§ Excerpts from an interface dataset
------------------------------------

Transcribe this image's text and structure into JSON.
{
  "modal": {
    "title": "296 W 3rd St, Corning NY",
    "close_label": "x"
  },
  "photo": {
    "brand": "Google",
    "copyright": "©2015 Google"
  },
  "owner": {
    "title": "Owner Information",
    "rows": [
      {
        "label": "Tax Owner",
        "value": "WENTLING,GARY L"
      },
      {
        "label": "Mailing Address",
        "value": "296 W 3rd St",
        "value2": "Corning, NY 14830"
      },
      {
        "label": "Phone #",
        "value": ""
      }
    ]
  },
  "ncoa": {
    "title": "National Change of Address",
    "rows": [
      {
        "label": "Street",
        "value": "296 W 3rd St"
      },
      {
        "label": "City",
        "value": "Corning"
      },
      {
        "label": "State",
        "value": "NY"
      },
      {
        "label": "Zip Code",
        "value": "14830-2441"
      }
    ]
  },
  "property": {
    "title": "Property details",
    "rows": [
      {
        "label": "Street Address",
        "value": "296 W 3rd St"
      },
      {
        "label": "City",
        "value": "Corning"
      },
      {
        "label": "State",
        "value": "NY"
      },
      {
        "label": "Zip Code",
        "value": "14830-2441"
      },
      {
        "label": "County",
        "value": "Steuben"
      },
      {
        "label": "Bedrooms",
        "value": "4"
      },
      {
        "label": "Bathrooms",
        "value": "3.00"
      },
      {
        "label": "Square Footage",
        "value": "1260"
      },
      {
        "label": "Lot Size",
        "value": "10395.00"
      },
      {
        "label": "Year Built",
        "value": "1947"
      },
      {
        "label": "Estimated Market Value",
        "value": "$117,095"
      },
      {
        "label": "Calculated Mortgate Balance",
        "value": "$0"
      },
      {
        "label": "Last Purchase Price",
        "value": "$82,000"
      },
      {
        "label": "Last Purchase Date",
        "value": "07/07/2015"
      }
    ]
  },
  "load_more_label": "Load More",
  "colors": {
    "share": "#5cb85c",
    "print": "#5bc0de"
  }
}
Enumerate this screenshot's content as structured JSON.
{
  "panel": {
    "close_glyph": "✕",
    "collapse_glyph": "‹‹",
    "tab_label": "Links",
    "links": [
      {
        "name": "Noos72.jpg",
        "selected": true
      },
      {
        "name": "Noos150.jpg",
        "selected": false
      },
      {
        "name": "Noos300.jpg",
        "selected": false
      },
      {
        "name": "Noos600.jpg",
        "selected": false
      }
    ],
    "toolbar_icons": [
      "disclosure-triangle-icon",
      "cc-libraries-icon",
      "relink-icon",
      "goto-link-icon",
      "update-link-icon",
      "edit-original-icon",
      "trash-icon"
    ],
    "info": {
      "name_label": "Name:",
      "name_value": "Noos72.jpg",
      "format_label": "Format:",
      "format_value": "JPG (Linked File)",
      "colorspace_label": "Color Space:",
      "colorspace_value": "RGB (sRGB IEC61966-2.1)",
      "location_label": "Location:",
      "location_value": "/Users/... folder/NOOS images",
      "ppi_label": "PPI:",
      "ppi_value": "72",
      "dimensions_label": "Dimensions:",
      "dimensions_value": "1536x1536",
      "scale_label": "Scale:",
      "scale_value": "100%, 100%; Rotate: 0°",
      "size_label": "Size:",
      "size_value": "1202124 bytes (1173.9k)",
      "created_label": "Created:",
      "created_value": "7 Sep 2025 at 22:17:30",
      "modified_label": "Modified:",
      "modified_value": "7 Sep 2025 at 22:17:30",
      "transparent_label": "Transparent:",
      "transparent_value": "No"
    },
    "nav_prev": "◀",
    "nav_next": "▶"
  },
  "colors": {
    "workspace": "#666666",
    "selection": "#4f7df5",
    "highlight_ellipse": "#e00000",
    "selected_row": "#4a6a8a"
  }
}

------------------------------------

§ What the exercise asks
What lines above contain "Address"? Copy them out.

§ Result below
        "label": "Mailing Address",
    "title": "National Change of Address",
        "label": "Street Address",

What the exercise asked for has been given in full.